- _WORK INSTRUCTIONS_
Nothing may be left out, so copy every entry exactly.

- _DATA FOR THIS EXERCISE_
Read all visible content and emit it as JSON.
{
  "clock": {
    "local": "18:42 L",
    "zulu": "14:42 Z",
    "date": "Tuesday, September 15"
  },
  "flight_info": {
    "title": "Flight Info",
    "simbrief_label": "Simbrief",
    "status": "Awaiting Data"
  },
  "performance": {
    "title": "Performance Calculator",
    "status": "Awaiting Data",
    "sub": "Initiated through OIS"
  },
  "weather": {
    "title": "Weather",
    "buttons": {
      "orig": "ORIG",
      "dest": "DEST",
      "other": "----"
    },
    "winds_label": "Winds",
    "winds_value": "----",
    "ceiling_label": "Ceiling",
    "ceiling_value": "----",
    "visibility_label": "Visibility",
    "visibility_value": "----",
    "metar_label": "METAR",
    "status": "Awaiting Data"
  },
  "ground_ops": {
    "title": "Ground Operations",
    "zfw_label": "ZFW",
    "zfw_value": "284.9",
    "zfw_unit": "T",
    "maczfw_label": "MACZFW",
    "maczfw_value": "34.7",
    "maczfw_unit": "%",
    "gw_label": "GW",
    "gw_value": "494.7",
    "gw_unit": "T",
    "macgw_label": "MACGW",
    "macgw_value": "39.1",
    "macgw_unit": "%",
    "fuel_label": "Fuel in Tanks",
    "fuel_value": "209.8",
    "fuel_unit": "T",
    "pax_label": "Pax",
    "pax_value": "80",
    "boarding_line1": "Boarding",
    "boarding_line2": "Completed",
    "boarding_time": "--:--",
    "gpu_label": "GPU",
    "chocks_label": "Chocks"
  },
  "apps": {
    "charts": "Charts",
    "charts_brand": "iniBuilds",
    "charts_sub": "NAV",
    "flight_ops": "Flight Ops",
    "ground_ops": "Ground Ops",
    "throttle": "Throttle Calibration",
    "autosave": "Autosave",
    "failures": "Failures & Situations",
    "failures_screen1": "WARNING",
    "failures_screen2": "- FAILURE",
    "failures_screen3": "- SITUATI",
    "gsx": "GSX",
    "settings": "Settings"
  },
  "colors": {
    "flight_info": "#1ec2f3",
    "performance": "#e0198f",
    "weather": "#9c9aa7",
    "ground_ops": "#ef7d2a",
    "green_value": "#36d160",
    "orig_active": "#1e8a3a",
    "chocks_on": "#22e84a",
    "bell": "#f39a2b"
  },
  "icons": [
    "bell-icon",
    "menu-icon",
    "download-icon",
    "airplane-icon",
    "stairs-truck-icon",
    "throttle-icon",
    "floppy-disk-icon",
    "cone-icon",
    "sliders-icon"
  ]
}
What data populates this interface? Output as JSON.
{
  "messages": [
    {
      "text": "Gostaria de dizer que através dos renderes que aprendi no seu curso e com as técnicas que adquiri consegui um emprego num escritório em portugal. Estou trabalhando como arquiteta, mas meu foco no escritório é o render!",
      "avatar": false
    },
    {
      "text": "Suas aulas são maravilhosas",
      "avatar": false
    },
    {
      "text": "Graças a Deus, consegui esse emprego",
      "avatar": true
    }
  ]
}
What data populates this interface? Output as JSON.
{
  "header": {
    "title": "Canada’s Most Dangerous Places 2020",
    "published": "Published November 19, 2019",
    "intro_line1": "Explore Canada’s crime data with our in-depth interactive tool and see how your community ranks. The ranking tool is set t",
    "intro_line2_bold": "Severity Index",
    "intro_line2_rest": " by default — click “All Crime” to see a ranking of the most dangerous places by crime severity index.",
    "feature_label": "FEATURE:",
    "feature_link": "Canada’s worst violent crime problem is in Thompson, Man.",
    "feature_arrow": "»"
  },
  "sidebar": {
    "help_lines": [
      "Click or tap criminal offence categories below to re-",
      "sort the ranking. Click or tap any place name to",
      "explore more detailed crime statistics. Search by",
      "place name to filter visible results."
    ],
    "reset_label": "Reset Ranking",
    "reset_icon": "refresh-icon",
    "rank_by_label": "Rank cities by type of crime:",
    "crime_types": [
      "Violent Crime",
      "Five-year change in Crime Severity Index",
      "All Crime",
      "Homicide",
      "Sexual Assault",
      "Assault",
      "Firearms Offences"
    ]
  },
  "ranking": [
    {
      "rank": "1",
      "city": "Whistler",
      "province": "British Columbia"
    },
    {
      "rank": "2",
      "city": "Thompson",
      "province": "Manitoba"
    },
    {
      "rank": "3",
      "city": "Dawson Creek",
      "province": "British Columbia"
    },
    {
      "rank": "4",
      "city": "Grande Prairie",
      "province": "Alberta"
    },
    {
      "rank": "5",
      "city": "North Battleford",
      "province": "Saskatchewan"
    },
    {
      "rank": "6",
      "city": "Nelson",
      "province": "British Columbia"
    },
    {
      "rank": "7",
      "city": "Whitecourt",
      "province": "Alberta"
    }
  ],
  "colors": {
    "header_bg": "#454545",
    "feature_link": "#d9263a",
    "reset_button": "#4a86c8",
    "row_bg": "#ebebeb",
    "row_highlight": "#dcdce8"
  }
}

- _ANSWER SECTION_
Read all visible content and emit it as JSON.
{
  "clock": {
    "local": "18:42 L",
    "zulu": "14:42 Z",
    "date": "Tuesday, September 15"
  },
  "flight_info": {
    "title": "Flight Info",
    "simbrief_label": "Simbrief",
    "status": "Awaiting Data"
  },
  "performance": {
    "title": "Performance Calculator",
    "status": "Awaiting Data",
    "sub": "Initiated through OIS"
  },
  "weather": {
    "title": "Weather",
    "buttons": {
      "orig": "ORIG",
      "dest": "DEST",
      "other": "----"
    },
    "winds_label": "Winds",
    "winds_value": "----",
    "ceiling_label": "Ceiling",
    "ceiling_value": "----",
    "visibility_label": "Visibility",
    "visibility_value": "----",
    "metar_label": "METAR",
    "status": "Awaiting Data"
  },
  "ground_ops": {
    "title": "Ground Operations",
    "zfw_label": "ZFW",
    "zfw_value": "284.9",
    "zfw_unit": "T",
    "maczfw_label": "MACZFW",
    "maczfw_value": "34.7",
    "maczfw_unit": "%",
    "gw_label": "GW",
    "gw_value": "494.7",
    "gw_unit": "T",
    "macgw_label": "MACGW",
    "macgw_value": "39.1",
    "macgw_unit": "%",
    "fuel_label": "Fuel in Tanks",
    "fuel_value": "209.8",
    "fuel_unit": "T",
    "pax_label": "Pax",
    "pax_value": "80",
    "boarding_line1": "Boarding",
    "boarding_line2": "Completed",
    "boarding_time": "--:--",
    "gpu_label": "GPU",
    "chocks_label": "Chocks"
  },
  "apps": {
    "charts": "Charts",
    "charts_brand": "iniBuilds",
    "charts_sub": "NAV",
    "flight_ops": "Flight Ops",
    "ground_ops": "Ground Ops",
    "throttle": "Throttle Calibration",
    "autosave": "Autosave",
    "failures": "Failures & Situations",
    "failures_screen1": "WARNING",
    "failures_screen2": "- FAILURE",
    "failures_screen3": "- SITUATI",
    "gsx": "GSX",
    "settings": "Settings"
  },
  "colors": {
    "flight_info": "#1ec2f3",
    "performance": "#e0198f",
    "weather": "#9c9aa7",
    "ground_ops": "#ef7d2a",
    "green_value": "#36d160",
    "orig_active": "#1e8a3a",
    "chocks_on": "#22e84a",
    "bell": "#f39a2b"
  },
  "icons": [
    "bell-icon",
    "menu-icon",
    "download-icon",
    "airplane-icon",
    "stairs-truck-icon",
    "throttle-icon",
    "floppy-disk-icon",
    "cone-icon",
    "sliders-icon"
  ]
}
What data populates this interface? Output as JSON.
{
  "messages": [
    {
      "text": "Gostaria de dizer que através dos renderes que aprendi no seu curso e com as técnicas que adquiri consegui um emprego num escritório em portugal. Estou trabalhando como arquiteta, mas meu foco no escritório é o render!",
      "avatar": false
    },
    {
      "text": "Suas aulas são maravilhosas",
      "avatar": false
    },
    {
      "text": "Graças a Deus, consegui esse emprego",
      "avatar": true
    }
  ]
}
What data populates this interface? Output as JSON.
{
  "header": {
    "title": "Canada’s Most Dangerous Places 2020",
    "published": "Published November 19, 2019",
    "intro_line1": "Explore Canada’s crime data with our in-depth interactive tool and see how your community ranks. The ranking tool is set t",
    "intro_line2_bold": "Severity Index",
    "intro_line2_rest": " by default — click “All Crime” to see a ranking of the most dangerous places by crime severity index.",
    "feature_label": "FEATURE:",
    "feature_link": "Canada’s worst violent crime problem is in Thompson, Man.",
    "feature_arrow": "»"
  },
  "sidebar": {
    "help_lines": [
      "Click or tap criminal offence categories below to re-",
      "sort the ranking. Click or tap any place name to",
      "explore more detailed crime statistics. Search by",
      "place name to filter visible results."
    ],
    "reset_label": "Reset Ranking",
    "reset_icon": "refresh-icon",
    "rank_by_label": "Rank cities by type of crime:",
    "crime_types": [
      "Violent Crime",
      "Five-year change in Crime Severity Index",
      "All Crime",
      "Homicide",
      "Sexual Assault",
      "Assault",
      "Firearms Offences"
    ]
  },
  "ranking": [
    {
      "rank": "1",
      "city": "Whistler",
      "province": "British Columbia"
    },
    {
      "rank": "2",
      "city": "Thompson",
      "province": "Manitoba"
    },
    {
      "rank": "3",
      "city": "Dawson Creek",
      "province": "British Columbia"
    },
    {
      "rank": "4",
      "city": "Grande Prairie",
      "province": "Alberta"
    },
    {
      "rank": "5",
      "city": "North Battleford",
      "province": "Saskatchewan"
    },
    {
      "rank": "6",
      "city": "Nelson",
      "province": "British Columbia"
    },
    {
      "rank": "7",
      "city": "Whitecourt",
      "province": "Alberta"
    }
  ],
  "colors": {
    "header_bg": "#454545",
    "feature_link": "#d9263a",
    "reset_button": "#4a86c8",
    "row_bg": "#ebebeb",
    "row_highlight": "#dcdce8"
  }
}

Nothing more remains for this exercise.